SSDI for the Self-Employed
Social Security Disability Insurance (SSDI) is tied to employment in many respects. Applicants typically must have worked a certain number of years and obtained a certain amount of work credits to qualify to receive benefits. Additionally, benefits are typically connected to prior wages, and eligibility requires a consideration of whether an individual has been gainfully employed. For all of these reasons, applying for SSDI when you are self-employed can be more complicated than usual. At Kantrovitz & Associates, our Social Security lawyers have helped guide many self-employed Massachusetts residents through the application process and can advise them on how to strengthen a claim.Seeking SSDI when Self-Employed

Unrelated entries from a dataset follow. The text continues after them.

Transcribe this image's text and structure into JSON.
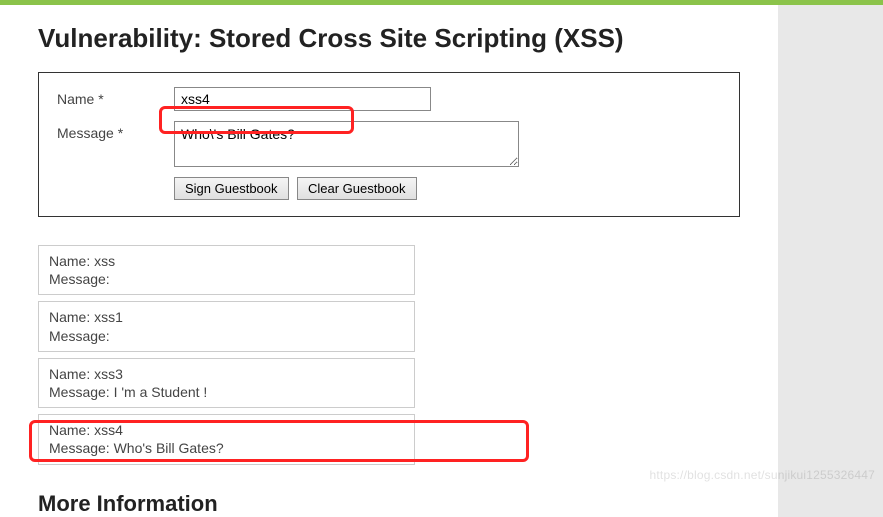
{
  "header": {
    "title": "Vulnerability: Stored Cross Site Scripting (XSS)"
  },
  "form": {
    "name_label": "Name *",
    "name_value": "xss4",
    "message_label": "Message *",
    "message_value": "Who\\'s Bill Gates?",
    "sign_button": "Sign Guestbook",
    "clear_button": "Clear Guestbook"
  },
  "entries": [
    {
      "name_label": "Name:",
      "name": "xss",
      "message_label": "Message:",
      "message": ""
    },
    {
      "name_label": "Name:",
      "name": "xss1",
      "message_label": "Message:",
      "message": ""
    },
    {
      "name_label": "Name:",
      "name": "xss3",
      "message_label": "Message:",
      "message": "I 'm a Student !"
    },
    {
      "name_label": "Name:",
      "name": "xss4",
      "message_label": "Message:",
      "message": "Who's Bill Gates?"
    }
  ],
  "more_info_heading": "More Information",
  "watermark": "https://blog.csdn.net/sunjikui1255326447"
}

In order for any individual to qualify for SSDI, he or she must have worked enough in past years to have accumulated the necessary work credits to be eligible for benefits. Individuals earn one work credit for each $1,220 that they earn in income and pay Social Security taxes on. While the exact number of credits required varies depending on age, most people who have earned 40 credits in the past 10 years typically qualify for benefits. Self-employed individuals obtain work credits in the same way that any other employee does, but they must make sure that they are paying self-employment taxes, which include taxes to the Social Security Administration. If an individual does not pay these taxes, he or she will not be able to obtain work credits and will be ineligible for SSDI benefits.Defining Substantial Gainful Activity
One of the first factors that disability examiners consider when determining whether an individual qualifies for disability benefits is whether the applicant is engaged in “substantial gainful activity” (SGA). For typical wage earners, SGA is determined by looking at how much income an individual has received. For self-employed individuals, however, the Social Security Administration utilizes two different tests: the countable income test or the “three tests.”
If you are a new applicant for SSDI or have been on SSDI for less than 24 months, the SSA will use the “three tests” to determine whether you are engaged in substantial gainful activity. The first test is known as the “significant services and income test.” It considers whether the work you are doing constitutes significant services and whether you derive substantial income, usually more than $1,090 a month, from that work. If your work does not qualify as significant services or as substantial income, the SSA will then employ a comparability test to determine whether your work is comparable to that of an unimpaired person in your community. If so, it will be considered SGA. Finally, the SSA may also use a “worth of the work” test, which considers whether, even though you may not be making $1,090 a month from your work, the value of your work is equivalent to that amount or higher.
For those who have been on SSDI for longer than 24 months, instead of using one of the “three tests,” the SSA will focus on the countable income test. The countable income test first determines the total amount of your countable income. If it is less than $1,090 a month, a disability recipient will not have his or her benefits terminated. If it is more than that amount, the SSA will next consider if the services you are performing are significant. If so, your benefits will likely be terminated. If not, you can continue to receive benefits no matter how much your income may be.Legal Guidance for Government Benefits Claimants in Massachusetts
If you are currently self-employed or own your own business, figuring out whether you qualify for SSDI can be difficult. Factors to be considered include whether you receive a steady income from your employment and how much that income is, and whether you are providing services that the SSA considers to be significant. At Kantrovitz & Associates, our government benefits attorneys can help individuals in Massachusetts evaluate their employment situation to help them determine whether they may qualify for benefits. To schedule an initial consultation, contact us at (800) 367-0871 or online. From our Boston office, we represent residents of Norfolk, Middlesex, Suffolk, and Plymouth Counties.